Mahoning Valley: A list of proposals compiled by Sen. Capri Cafaro‘s (D-Hubbard) office for the northeast Ohio region is topped by a $10 million request for the Mahoning Valley Innovation and Commercialization Center and nearly $3.3 million for the Great Ohio Lake-to-River Greenway.
Other area proposals include: $2.84 million each for the African American Cultural Center and CNG Fueling Station; $2 million for the Rock and Roll Hall of Fame; $1.27 million for the Youngstown Air Reserve Station; $1.25 million for the Glenbeigh expansion in Ashtabula County; and $1 million each for St. Joseph Warren Hospital, and Youngstown Amphitheater and Front Street Park project. (List of Valley Projects)
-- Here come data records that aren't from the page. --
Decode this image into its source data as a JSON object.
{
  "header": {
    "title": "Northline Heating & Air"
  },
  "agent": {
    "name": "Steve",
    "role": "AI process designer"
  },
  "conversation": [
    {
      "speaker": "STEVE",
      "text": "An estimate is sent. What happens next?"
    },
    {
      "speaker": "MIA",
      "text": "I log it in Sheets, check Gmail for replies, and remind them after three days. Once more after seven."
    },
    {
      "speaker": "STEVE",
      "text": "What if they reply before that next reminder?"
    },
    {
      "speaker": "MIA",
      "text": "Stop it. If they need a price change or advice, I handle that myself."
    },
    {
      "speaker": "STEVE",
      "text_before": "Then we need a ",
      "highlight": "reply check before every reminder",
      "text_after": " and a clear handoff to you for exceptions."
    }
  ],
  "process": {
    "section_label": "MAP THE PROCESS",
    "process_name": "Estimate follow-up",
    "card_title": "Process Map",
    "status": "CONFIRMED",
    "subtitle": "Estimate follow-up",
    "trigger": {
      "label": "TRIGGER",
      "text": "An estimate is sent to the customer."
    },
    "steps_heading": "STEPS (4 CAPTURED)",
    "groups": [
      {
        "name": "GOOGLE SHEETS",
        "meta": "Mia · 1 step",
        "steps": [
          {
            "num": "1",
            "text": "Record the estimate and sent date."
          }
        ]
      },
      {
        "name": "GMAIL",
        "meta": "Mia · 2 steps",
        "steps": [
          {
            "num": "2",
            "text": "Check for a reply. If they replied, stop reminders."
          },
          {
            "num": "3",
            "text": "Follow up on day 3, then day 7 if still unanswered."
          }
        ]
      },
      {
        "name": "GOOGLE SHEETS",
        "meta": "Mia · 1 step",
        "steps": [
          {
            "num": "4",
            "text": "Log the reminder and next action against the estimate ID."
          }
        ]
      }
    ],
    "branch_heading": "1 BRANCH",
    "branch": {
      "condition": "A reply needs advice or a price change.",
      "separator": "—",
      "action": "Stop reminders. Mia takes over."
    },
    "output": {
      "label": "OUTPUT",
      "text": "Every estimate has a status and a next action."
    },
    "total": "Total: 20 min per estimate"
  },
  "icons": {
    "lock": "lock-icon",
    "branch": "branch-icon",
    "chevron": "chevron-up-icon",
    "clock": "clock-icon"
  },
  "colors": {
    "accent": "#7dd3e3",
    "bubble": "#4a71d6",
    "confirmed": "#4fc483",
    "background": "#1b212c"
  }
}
Toledo Area: The area’s Regional White Paper Committee submitted several proposals and provided funding rages for requests. The region’s largest funding request – for up to $3.5 million – is for the Toledo Museum of Art’s Polishing the Gem Project. The second-biggest is up to $2.5 million for the Promenade Park and ProMedica parking facility.
Other area requests include up to: $1 million for the Cocoon Emergency Shelter; $900,000 for Sauder Village Experience; and $700,000 each for the City of Sylvania’s SOMO Project and Downtown Toledo Music Hall. (Full Toledo Area List)
This year’s capital budget continues the return to the two-year cycle that was interrupted by the Great Recession. During those tight budget years, officials slimmed down bonding authority for state-owned buildings and eliminated funding for community projects in an attempt to cut debt obligations.
Speaker Rosenberger said the fact that a capital budget is possible at all this cycle is testament to the state’s financial recovery.
“You can’t have a capital budget without sound policy, and for the last five years I’m glad to be a part of this House and working with the governor to just get to this point where we can have capital bills to help the communities,” he said.